Commodity shock knocks Africa’s growth prospects – World Bank

The World Bank has lowered its 2016 growth forecast for Africa to 3.3%, from 4.2%, after the continent expanded by only 3% in 2015;

the slowest pace of growth since the 2009 global financial crisis and well below the 6.8% levels experienced by the continent between 2003 and 2008.

The bank’s latest Africa’s Pulse publication, released on Monday, indicated that the weak 2015 performance, as well as the 2016 downward revision, could be attributed largely to the plunge in commodity prices, which had lowered trade for the continent’s oil and minerals exporters.

Commodity price drops would also lower Africa’s terms of trade in 2016 by an estimated 16% and the “impact of this shock is expected to lower economic activity by 0.5% from the baseline, and to weaken the current account and fiscal balance by about 4 and 2 percentage points below the baseline, respectively”.

Growth expectations for 2017 had also been reigned in to 4.5%, form 4.7% previously, and the bank argued that commodity exporters across the region would need to adjust to a “new, lower level of commodity prices”.

“Furthermore, the region will also need to focus on developing new sources of growth.”

South Africa’s weak growth performance was also likely to be a key factor in determining the outcome of the current review of South Africa’s foreign currency sovereign rating by the ratings agencies, which would make pronouncements in June.
Hanusch said government seemed to be taking serious steps to deal with debt levels and to moderate spending, but indicated that growth remained the “big unknown”.

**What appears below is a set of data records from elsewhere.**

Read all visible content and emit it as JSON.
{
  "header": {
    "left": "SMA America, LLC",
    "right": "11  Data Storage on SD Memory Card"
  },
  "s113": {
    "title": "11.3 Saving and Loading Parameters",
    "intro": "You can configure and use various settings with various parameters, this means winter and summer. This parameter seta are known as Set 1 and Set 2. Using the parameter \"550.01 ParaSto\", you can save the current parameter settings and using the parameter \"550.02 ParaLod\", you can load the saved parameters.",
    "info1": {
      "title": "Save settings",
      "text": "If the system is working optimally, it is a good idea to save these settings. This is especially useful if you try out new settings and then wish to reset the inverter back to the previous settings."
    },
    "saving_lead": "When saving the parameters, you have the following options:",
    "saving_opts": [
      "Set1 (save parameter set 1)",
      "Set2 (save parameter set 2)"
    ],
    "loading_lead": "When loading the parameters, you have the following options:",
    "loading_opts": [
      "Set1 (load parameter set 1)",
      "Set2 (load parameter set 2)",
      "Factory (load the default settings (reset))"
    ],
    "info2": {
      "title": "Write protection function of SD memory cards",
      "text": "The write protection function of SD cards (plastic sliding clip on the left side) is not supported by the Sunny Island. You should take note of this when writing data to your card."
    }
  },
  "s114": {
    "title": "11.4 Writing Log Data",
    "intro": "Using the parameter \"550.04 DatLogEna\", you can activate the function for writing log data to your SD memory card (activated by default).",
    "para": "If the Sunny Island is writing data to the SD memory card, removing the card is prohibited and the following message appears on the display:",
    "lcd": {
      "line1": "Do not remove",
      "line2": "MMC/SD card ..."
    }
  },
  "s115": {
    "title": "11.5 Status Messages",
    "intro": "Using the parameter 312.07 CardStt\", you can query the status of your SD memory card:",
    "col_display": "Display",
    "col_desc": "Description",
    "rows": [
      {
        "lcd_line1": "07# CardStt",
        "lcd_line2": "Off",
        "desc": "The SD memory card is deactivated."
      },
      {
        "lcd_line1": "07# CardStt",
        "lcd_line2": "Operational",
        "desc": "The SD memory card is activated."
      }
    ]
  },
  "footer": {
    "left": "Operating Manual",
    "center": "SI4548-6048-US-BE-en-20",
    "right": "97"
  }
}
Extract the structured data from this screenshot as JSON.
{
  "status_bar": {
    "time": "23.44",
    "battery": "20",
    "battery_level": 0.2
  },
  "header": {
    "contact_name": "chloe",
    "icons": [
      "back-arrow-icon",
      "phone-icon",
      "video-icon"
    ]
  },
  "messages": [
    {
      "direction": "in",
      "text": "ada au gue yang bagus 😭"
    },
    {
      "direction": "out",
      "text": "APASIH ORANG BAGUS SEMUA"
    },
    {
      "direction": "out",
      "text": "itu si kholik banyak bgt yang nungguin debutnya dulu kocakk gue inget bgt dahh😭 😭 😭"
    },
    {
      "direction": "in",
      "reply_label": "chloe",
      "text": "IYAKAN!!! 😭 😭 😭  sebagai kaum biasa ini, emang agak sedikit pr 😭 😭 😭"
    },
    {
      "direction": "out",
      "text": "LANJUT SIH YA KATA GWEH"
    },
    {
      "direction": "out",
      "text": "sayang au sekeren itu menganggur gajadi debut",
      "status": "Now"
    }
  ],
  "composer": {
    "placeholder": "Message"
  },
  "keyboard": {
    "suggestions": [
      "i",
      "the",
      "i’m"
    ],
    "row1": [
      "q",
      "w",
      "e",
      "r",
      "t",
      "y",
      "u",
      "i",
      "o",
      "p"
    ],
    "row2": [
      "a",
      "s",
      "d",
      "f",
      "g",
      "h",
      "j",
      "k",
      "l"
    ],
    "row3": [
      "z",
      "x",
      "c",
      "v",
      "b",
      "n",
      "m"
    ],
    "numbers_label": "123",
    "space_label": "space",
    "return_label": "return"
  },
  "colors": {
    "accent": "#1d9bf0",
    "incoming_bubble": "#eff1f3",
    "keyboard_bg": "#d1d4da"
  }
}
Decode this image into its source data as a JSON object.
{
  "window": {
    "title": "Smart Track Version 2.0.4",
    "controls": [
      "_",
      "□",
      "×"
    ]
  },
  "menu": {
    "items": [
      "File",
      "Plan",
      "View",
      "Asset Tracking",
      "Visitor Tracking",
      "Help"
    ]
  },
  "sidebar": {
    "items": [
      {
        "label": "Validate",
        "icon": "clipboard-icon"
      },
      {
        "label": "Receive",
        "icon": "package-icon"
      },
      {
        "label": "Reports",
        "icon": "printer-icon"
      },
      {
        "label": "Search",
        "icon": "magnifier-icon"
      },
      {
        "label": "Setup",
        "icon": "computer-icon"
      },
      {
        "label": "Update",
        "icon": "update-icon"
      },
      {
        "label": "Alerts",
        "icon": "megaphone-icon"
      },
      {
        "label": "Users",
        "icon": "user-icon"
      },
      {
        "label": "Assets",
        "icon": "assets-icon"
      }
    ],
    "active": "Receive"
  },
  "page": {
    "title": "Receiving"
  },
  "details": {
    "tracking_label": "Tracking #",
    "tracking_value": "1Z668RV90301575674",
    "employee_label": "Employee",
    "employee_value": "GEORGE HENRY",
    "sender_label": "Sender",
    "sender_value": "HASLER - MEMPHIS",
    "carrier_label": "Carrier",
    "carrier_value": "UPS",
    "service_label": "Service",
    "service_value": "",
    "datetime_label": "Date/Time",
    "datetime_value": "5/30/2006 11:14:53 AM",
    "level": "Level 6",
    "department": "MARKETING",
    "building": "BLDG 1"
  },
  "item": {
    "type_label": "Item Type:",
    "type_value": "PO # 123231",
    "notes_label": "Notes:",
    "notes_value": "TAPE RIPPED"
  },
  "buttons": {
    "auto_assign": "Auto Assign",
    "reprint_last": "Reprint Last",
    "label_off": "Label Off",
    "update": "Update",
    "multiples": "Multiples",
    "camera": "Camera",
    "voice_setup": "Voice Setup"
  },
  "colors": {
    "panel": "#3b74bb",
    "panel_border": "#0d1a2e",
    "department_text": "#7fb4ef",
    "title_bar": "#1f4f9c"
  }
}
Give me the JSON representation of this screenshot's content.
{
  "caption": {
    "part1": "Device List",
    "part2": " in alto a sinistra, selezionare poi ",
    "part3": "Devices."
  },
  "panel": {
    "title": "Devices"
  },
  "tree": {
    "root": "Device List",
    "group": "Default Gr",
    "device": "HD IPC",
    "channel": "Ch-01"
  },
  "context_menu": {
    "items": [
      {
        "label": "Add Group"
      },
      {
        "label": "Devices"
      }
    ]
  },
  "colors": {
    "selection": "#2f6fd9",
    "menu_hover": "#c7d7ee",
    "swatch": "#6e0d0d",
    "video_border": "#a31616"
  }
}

For South Africa, the deterioration in the business environment would depress investment growth in 2016, the bank said, adding that high unemployment and interest rate hikes would also limit private consumption.

However, Hanusch felt there was still potential for government to take actions to stimulate the services sector and for the country’s manufacturing sector to begin taking greater export advantage of the 16% decline in the value of the rand against the dollar since January 2015.

Newly appointed chief economist for Africa Albert Zeufack argued that Africa was at a “critical moment”, with more and more countries facing fiscal, monetary and balance-of-payments stresses.